The Liberals may have received only 38.7% of the popular vote but, adding in the NDP vote of 23.7%, a total of 62.4% of the voters of Ontario made it loud and clear that they do not want a hard right alternative going forward. The Conservatives, at 31.2%, were reduced to their base. The great utility of the election campaign was to make the choice very stark. Ontario voters have shown that they are fundamentally centre to progressive, that they want government involvement in the economy, and that tea party-inspired solutions have no appeal north of the border.
What struck me in this election was how practically everyone I know, from all parts of the spectrum, ultimately voted for the Liberals, some for the first time. In my home riding of Trinity-Spadina, newcomer Liberal Han Dong soundly defeated long-term NDP incumbent Rosario Marchese by over 8,400 votes. Next door in Davenport, Liberal Cristina Martins defeated incumbent NDP Jonah Schein. In Lakeshore-Etobicoke, Liberal former city councillor Peter Milczyn defeated incumbent Tory Doug Holyday, also a high-profile former city councillor who had recently won a provincial by-election for the Tories. And in Beaches-East York, in a close race, incumbent NDP Michael Prue fell to Liberal newcomer Arthur Potts. In these ridings, voters opted for the Liberals, among other reasons, because Wynne, alone of all the leaders, understands in her bones the problems facing the city, including transit, and the link between transit, the economy and promoting jobs. Dwelling on past scandals and Liberal “corruption” had less resonance when Wynne agreed that mistakes were made and promised not to repeat them on her watch. She offered her integrity and, whatever voters think about her Liberal predecessor, they took her at her word, if only as the best of a mediocre lot.
I watched the election results with friends from my old all-women’s law firm, Dickson MacGregor Appell. We watched in amazement and delight. Wynne is such an impressive woman: intelligent, articulate, fit, openly lesbian, the parent of three adult children, a modern woman who has had to deal with the personal consequences of diversity in our society. That her lesbianism was not an issue in this campaign is a testament to the fundamental liberalism of the province. The ad showing her running every morning was wonderfully symbolic, an inspiration for those of us who have finally learned that fitness stimulates energy and promotes well-being. If she brings that kind of discipline to her political activities, there is hope. Unlike most of the media, I thought she won the debate. She showed admirable stamina and resilience and, in the face of withering attacks from both sides, became stronger and more articulate as it went along.
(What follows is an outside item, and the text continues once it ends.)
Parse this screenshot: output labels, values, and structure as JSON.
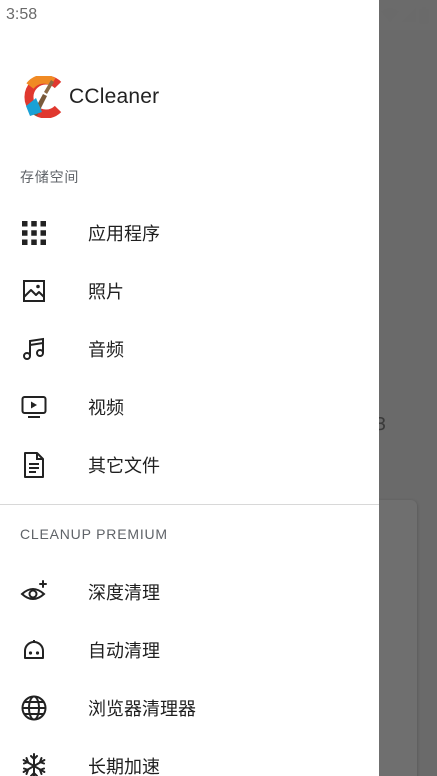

Haroon Siddiqui wrote, last week in the Toronto Star, that Kathleen Wynne has the potential to be another Bill Davis. I agree. Davis had great personal skills, led a conservative government that was progressive, and held office for a long time. With a majority government, Wynne has the scope to show us her stuff. I have faith that the voters made an excellent choice yesterday. Wynne can’t achieve all expectations, but I don’t think we will be disappointed. And with Wynne in Ontario and Couillard in Quebec, maybe central Canada will reclaim its former influence in the country. That would be good for the confederation.